China is conducting the largest military exercise in its history off the coast of Taiwan, a country it considers part of its territory. The maneuvers Beijing launched in response to House Speaker Nancy Pelosi’s visit to the island include missile launches and incursions into Taiwanese airspace.
For decades, tensions between China and Taiwan have been rising so much that the prospect of an invasion by the mighty Chinese People’s Liberation Army is something few people deny. If China invaded Taiwan, it would free a asymmetric warfareThat is, a conflict in which one of the parties has a military force far superior to its opponent.
This is the type of war we are seeing between Russia and Ukraine, and it shows us that the imbalance of forces in the results on the ground is not always repeated.
China, which has 1.4 billion residents compared to Taiwan’s 24.5 million, has a defense budget 13 times more It is much more than its neighbour, which is even more so in terms of troops, equipment and weapons.
Aware of its losses in asymmetric warfare, Taiwan so-called “Porcupine StrategyWhen it senses danger, the porcupine flutters its pens to deter strong predators.
“The pain of stepping on an animal’s beak becomes the main obstacle to crushing it,” Taipei Times newspaper reported in an editorial. And, if the hunter still decides to attack the porcupine, will have to suffer a painful punishment And will give up in the end.
Taipei’s strategy is based on these assumptions, as confirmed in its 2021 Quadruple Defense Review.
In the face of an asymmetric war, Taiwan considers it a priority not to acquire expensive fighters and submarines, but to deploy Mobile and Concealed Defensive WeaponsSuch as anti-aircraft and anti-ship missiles.
Zeno Leoni, an expert in international order, defense and China-West relations at King’s College London, analyzed the three layers that make up Taiwan’s porcupine strategy.
“The outer layer It is intelligence and reconnaissance to ensure that the defense forces are fully prepared,” he explained in a disclosure article on Taiwanese defense doctrine for The Conversation.
for decades, Taiwan is developing a sophisticated early warning system to avoid the surprise impact of a potential hit-and-run attack from China.
Thus, Beijing would have to “launch any offensive based on medium-range missiles and air strikes to dismantle Taiwan’s radar installations, landing strips and missile batteries.”
To respond to such an attack, middle layer According to the expert, Porcupine involves the deployment of naval forces for guerrilla warfare in the middle of the sea with the support of fighter jets supplied by the United States.

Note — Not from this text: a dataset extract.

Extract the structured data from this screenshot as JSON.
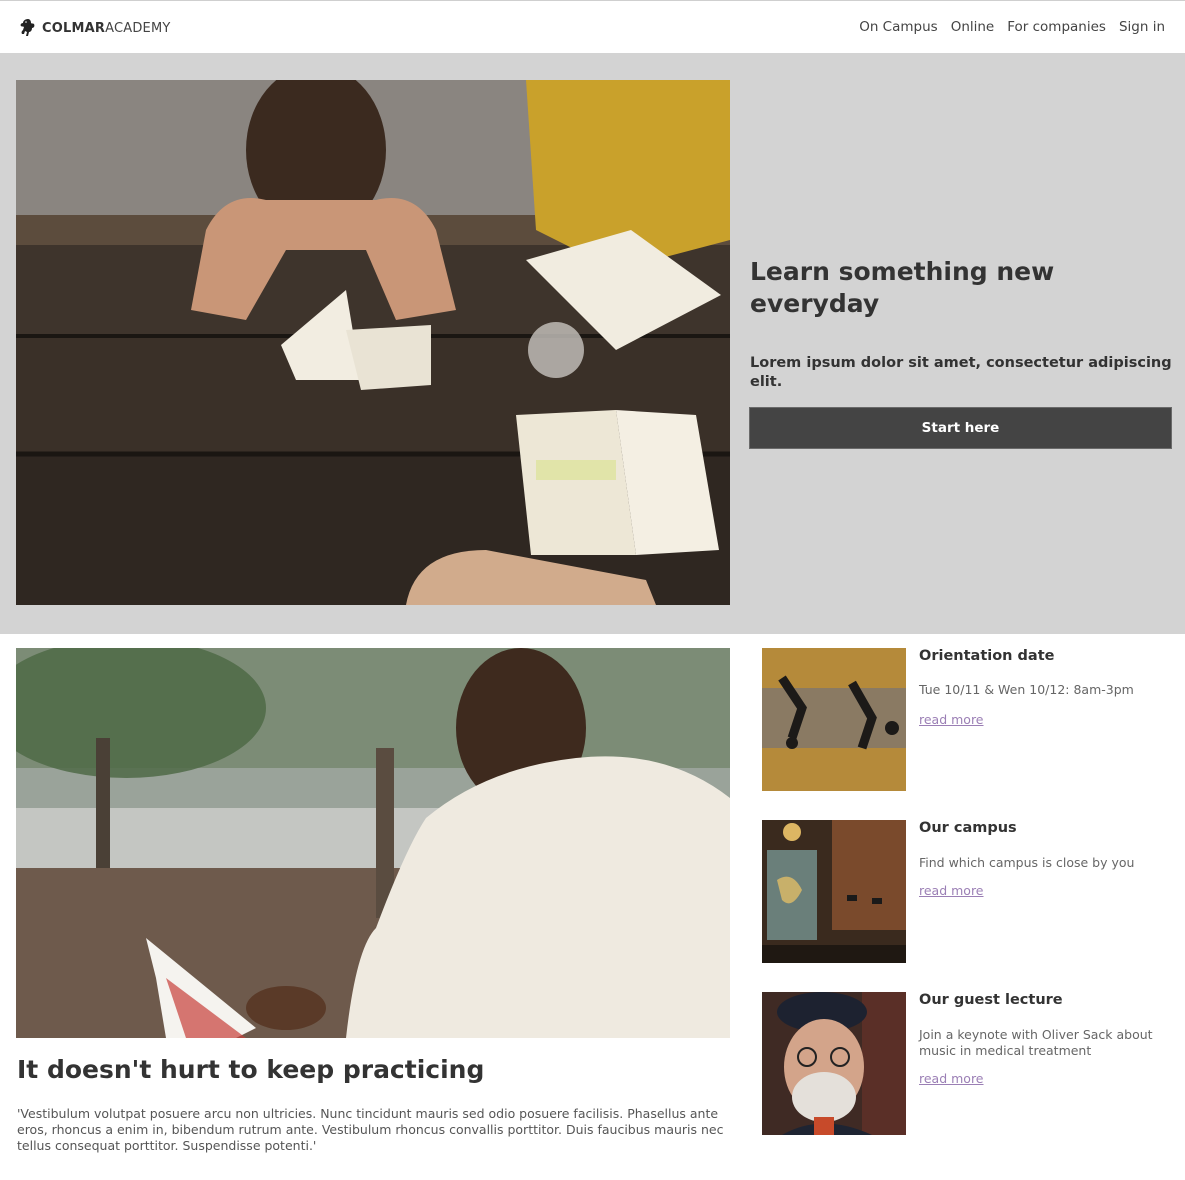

Small and agile boats equipped with missiles and helicopters and missile launchers from the ground will try to block the Chinese military fleet from reaching Taiwan’s territory. Or, if it does, it will pay a high price in human and material harm.
“Geography and population are its backbone” third layer Defensive,” explains Leoni. Formosa’s complex terrain, with rugged mountains, few beaches suitable for landing, and much of its area urbanized, would give defenders an advantage and could increase the casualties of invaders.
In addition, despite the fact that the mighty Chinese army is 12 times more in troops than Taiwan, it has More than 1.5 lakh reservoirs That if Chinese soldiers tried to invade the country, they would go to war.
Mobile, versatile and easily concealable weapons will also be important in the third layer, as demonstrated in Ukraine with the man-portable Javelin and Stinger missile systems that were a nightmare for Russian aircraft and tanks.
And, if China decides to invade Taiwan, will the United States enter the war? Will you send troops or weapons? Would you take any other action? The truth is we don’t know, and the U.S. he doesn’t want us to know,
As Taipei fixes its porcupine tactics, Washington sticks to the call”tactical ambiguity“In its relations with China and Taiwan. This means that the United States deliberately conceals its plan of action in case China invades Taiwan.
White House National Security Adviser Jake Sullivan recently said, “In some ways, that ambiguity allowed us to maintain peace and stability in the Taiwan Straits for decades and across multiple administrations.”
In May, President Joe Biden was surprised by saying that his country had a “commitment” to the defense of Taiwan, although he later corrected that there was no change in “strategic ambiguity”.
This stance not only seeks to prevent China from invading Taiwan, but Taipei also refused Unable to secure United States intervention – Beijing threatened to attack if it did so – to declare its independence.
Some US congressmen have called for the country’s stance to be changed to “strategic clarity” to deter China as it ramps up its pressure on Taiwan and its military presence in the region. In any case, some believe that America will sit quietly in the face of aggression.
“You never tell your potential opponent what you want to do. But I suspect that whatever was done to stop China in the first place and thwart the attempt to take over Taiwan was just The military will not,” NATO strategy analyst Chris Parry told the BBC.
“It will be something multi-faceted that will involve commercial, financial and informational perspectives,” he explained.
China’s display of military might is disrupting routine in Taiwan, where the mood is that of indignation rather than panic.
Shipping and airlines have faced major disruption, with ships in port and flights canceled after Beijing Restrict access to areas around the island for your adventures.
by Atahualpa Ameris
World Nation News news world